Reader’s Digest Editors, Scenic Wonders of America. Grandpa’s. This was large photos of scenic areas, followed by essays about them, then lists of nearby (“one day’s drive,” which is not all that nearby, by my American standards) places to visit. It was from 1973, and it was kind of nice to see that Grandpa had looked through it and picked out some things that looked interesting and gone to see them–often with me–but it would have been unlike him to use it as a checklist, and in fact he had not. Not really the sort of thing one reads so much as looks at, but in the spirit of my project with my grandpa’s books, I did indeed look at it.
Evelyn Sharp, All the Way to Fairyland. Kindle. Somewhat twee late Victorian fairy tales, not too bad but not the best Evelyn Sharp or the best late Victorian fairy tales. Probably mostly for the specialist in one direction or the other.
Rob Thomas and Jennifer Graham, Veronica Mars: The Thousand Dollar Tan Line. Had some very fun bits. I was interested to see whether a novel would read more like a season or more like an episode, and for me it was more like a slightly extended episode. Clearly some of the juicier developments are being held back for future movies if it turns out that demand for such things exist, but there were still a few character arc points for the committed fan.
Monique Truong, The Book of Salt. A novel about the Vietnamese chef for Gertrude Stein and Alice B. Toklas in their time in Paris. One of the key pieces of advice in critiques–which this is not, it’s nattering about books–is that one is to focus on what the author wanted a book to be, not what one wanted of the book oneself. This is one of the cases where it was a perfectly readable book where the author and I kept having drastic mismatches in what we felt was interesting about the situation and where we wanted the book to go. I, for example, found Binh’s communications (successful and otherwise) with his employers and with Parisians–and in flashback scenes, with his countrymen–fascinating, and felt that Truong missed a lot of opportunities in where she ended the scenes she chose to write. She was a lot more interested in elements like his parents’ sexualities, which…kind of bored me, frankly. So I think this is a reasonably good book for which I was very much the wrong audience.

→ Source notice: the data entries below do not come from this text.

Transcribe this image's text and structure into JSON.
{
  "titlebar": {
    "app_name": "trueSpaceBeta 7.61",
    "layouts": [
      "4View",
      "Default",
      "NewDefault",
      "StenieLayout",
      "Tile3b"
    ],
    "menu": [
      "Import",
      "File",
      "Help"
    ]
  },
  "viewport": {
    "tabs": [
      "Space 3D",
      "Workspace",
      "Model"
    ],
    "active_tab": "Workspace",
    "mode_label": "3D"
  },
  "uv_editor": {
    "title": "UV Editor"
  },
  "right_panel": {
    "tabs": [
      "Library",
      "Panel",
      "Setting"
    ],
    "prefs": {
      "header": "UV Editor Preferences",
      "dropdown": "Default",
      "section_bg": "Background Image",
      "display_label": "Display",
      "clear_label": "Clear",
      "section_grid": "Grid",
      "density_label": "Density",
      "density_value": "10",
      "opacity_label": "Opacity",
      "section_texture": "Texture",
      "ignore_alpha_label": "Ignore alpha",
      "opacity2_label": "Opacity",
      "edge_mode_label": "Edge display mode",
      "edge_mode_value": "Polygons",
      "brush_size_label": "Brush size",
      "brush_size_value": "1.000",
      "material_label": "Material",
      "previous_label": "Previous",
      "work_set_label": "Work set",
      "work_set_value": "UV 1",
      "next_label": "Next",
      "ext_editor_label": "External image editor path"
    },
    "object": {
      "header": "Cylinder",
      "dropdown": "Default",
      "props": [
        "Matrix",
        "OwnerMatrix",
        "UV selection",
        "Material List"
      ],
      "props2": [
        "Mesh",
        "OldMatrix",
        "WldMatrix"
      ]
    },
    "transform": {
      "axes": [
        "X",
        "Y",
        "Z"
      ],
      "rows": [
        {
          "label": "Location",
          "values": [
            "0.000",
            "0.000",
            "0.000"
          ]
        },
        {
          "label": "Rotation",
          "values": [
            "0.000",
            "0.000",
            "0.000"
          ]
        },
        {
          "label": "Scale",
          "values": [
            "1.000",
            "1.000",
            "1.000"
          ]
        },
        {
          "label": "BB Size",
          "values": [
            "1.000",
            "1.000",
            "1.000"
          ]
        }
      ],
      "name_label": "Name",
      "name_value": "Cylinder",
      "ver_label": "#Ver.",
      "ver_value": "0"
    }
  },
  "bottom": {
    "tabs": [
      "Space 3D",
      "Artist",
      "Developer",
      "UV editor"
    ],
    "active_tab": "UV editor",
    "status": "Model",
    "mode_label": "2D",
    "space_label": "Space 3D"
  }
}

Greg van Eekhout, California Bones. Every time I read a lovingly detailed book set in Southern California, I think, “Maybe this will be the one that makes it clear why people love this place I so very much do not love!” van Eekhout has probably come the closest so far. He also has some cool fun osteomancy worldbuilding, which is nifty and zips along. It isn’t out yet, but I borrowed a copy from someone else who got a review copy. Out this summer. Good fun. Expect to hear more when they’re actually, y’know, available and stuff.
|Originally published at Novel Gazing Redux|